Stears has announced that Nigeria’s inflation rate may rise to 30 per cent by December 2023.
The data-driven insights provider announced this while unveiling its Pan-African inflation forecasts. It projected that Nigeria’s annual inflation rate is set to climb steadily until year-end, culminating at around 30 per cent, a level not attained since the country’s modern democratic era.
The firm stated that its forecasts are based on trusted econometric tools that consider a myriad of factors driving inflation, from general to country-specific dynamics.
In a statement, Stears’ Head of Insights, Fadekemi Abiru, said, “In September, we saw the exchange rate premium—the differential between official and parallel rates—rise to 25.2 per cent, which is a significant increase from what it was in August.
“We expect this gap to keep widening and exerting further inflationary pressures unless we see significant dollar inflows into the economy.

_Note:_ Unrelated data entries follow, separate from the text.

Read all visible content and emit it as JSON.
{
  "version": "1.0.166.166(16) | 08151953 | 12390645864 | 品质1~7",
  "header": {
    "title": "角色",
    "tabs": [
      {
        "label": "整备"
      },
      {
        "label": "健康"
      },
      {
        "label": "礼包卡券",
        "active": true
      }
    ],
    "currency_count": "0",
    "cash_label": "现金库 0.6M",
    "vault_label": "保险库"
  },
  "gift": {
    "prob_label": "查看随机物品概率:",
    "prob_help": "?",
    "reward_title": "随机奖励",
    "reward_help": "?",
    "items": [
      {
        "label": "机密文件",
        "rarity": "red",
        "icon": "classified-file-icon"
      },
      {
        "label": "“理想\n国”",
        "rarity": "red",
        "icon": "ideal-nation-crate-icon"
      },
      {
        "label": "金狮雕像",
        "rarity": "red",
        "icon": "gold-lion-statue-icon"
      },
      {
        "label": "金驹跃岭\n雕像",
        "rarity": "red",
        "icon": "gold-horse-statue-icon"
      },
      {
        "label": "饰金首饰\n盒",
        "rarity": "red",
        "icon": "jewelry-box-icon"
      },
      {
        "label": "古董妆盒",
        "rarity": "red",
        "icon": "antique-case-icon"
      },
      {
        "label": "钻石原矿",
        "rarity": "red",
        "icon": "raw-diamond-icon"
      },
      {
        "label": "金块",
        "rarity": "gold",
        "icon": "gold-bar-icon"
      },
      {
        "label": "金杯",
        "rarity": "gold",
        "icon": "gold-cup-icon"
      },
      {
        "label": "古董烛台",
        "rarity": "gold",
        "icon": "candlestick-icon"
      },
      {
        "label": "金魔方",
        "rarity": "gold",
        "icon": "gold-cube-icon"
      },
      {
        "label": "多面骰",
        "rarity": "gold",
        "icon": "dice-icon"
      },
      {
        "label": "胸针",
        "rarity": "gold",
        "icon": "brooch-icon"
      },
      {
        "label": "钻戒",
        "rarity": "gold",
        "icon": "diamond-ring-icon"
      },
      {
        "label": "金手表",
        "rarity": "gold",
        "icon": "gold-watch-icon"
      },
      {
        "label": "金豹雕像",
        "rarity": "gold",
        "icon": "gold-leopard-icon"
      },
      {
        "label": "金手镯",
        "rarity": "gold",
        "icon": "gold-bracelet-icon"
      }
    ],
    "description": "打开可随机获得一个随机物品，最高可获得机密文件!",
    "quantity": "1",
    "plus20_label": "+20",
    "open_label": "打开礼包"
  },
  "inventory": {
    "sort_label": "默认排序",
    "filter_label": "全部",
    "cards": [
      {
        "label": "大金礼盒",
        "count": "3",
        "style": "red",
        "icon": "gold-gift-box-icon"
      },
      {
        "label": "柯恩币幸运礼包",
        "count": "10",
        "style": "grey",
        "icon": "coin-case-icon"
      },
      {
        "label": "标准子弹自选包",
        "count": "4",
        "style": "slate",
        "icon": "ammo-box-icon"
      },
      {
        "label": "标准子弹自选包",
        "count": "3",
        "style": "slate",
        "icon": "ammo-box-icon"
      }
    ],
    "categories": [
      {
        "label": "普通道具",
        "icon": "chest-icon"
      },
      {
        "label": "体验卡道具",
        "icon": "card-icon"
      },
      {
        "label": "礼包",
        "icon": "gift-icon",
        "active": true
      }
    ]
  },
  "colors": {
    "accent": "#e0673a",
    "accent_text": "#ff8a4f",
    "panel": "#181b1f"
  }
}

We have also had heavy and prolonged rainy season, which has affected harvests. Following the recent release of Nigeria’s September 2023 inflation data, the country’s forecasts have been prioritised, with Kenya’s projections scheduled for early November and forecasts for other African nations coming in early 2024.”
The firm noted that its forecasts aim to guide corporates, professionals, and policymakers in their short-to-medium term pricing, investment, and policy decisions. It added that its inflation forecasts, spanning from October 2023 to December 2024, include both average and year-end predictions for 2023 and 2024.
Nigeria has one of the highest inflation rates in the world and an estimated four million people were pushed into poverty between January and May 2023 because of the worsening cost of living.
According to the World Bank, the removal of fuel subsidy and devaluation and unification of the exchange rate system will continue to increase the inflationary pressure in the country in the near term and erode the purchasing power of the average Nigerian.
In its recent Africa Pulse report, the World Bank noted, “The incoming Tinubu administration implemented a series of reforms that included the removal of fuel subsidies and the devaluation and unification of the exchange rate system.
“Petroleum prices have more than tripled since the subsidies were lifted at the end of May. The naira has weakened by nearly 40 percent against the US dollar since the mid-June devaluation. Although these measures are intended to improve the fiscal and external accounts of the nation, their inflationary effects in the near term can erode the purchasing power of households and weigh on economic activity.”
The country’s inflation rate is now well above the World Bank’s projected inflation rate of 25 per cent for 2023.
In its recent World Economic Outlook report, the International Monetary Fund predicted that high inflation is expected to slow Nigeria’s economic growth to 2.9 per cent in 2023.